## WHAT IS NEEDED
Every word of the data below has to be copied faithfully.

## INPUT FOR THIS TASK

□ □ □

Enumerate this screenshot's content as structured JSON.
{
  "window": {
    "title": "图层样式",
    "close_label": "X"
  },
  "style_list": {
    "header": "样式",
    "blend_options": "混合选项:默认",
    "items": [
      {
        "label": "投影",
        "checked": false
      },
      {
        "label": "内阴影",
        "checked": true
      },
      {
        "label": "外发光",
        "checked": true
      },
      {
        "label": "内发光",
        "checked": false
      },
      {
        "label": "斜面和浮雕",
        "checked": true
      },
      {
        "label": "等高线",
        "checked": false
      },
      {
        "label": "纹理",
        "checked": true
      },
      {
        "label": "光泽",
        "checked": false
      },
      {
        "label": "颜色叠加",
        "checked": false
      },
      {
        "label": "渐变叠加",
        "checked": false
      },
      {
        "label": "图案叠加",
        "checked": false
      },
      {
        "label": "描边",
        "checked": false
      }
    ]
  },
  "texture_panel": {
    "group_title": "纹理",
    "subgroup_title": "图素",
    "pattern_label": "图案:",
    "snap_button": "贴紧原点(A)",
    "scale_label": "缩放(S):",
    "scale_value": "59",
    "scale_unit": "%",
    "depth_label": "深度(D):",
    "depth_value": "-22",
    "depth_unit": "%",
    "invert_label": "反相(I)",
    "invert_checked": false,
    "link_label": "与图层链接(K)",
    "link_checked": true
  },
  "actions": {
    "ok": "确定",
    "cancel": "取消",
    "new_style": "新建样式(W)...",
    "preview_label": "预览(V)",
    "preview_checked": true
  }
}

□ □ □

## ANSWER SPACE
Enumerate this screenshot's content as structured JSON.
{
  "window": {
    "title": "图层样式",
    "close_label": "X"
  },
  "style_list": {
    "header": "样式",
    "blend_options": "混合选项:默认",
    "items": [
      {
        "label": "投影",
        "checked": false
      },
      {
        "label": "内阴影",
        "checked": true
      },
      {
        "label": "外发光",
        "checked": true
      },
      {
        "label": "内发光",
        "checked": false
      },
      {
        "label": "斜面和浮雕",
        "checked": true
      },
      {
        "label": "等高线",
        "checked": false
      },
      {
        "label": "纹理",
        "checked": true
      },
      {
        "label": "光泽",
        "checked": false
      },
      {
        "label": "颜色叠加",
        "checked": false
      },
      {
        "label": "渐变叠加",
        "checked": false
      },
      {
        "label": "图案叠加",
        "checked": false
      },
      {
        "label": "描边",
        "checked": false
      }
    ]
  },
  "texture_panel": {
    "group_title": "纹理",
    "subgroup_title": "图素",
    "pattern_label": "图案:",
    "snap_button": "贴紧原点(A)",
    "scale_label": "缩放(S):",
    "scale_value": "59",
    "scale_unit": "%",
    "depth_label": "深度(D):",
    "depth_value": "-22",
    "depth_unit": "%",
    "invert_label": "反相(I)",
    "invert_checked": false,
    "link_label": "与图层链接(K)",
    "link_checked": true
  },
  "actions": {
    "ok": "确定",
    "cancel": "取消",
    "new_style": "新建样式(W)...",
    "preview_label": "预览(V)",
    "preview_checked": true
  }
}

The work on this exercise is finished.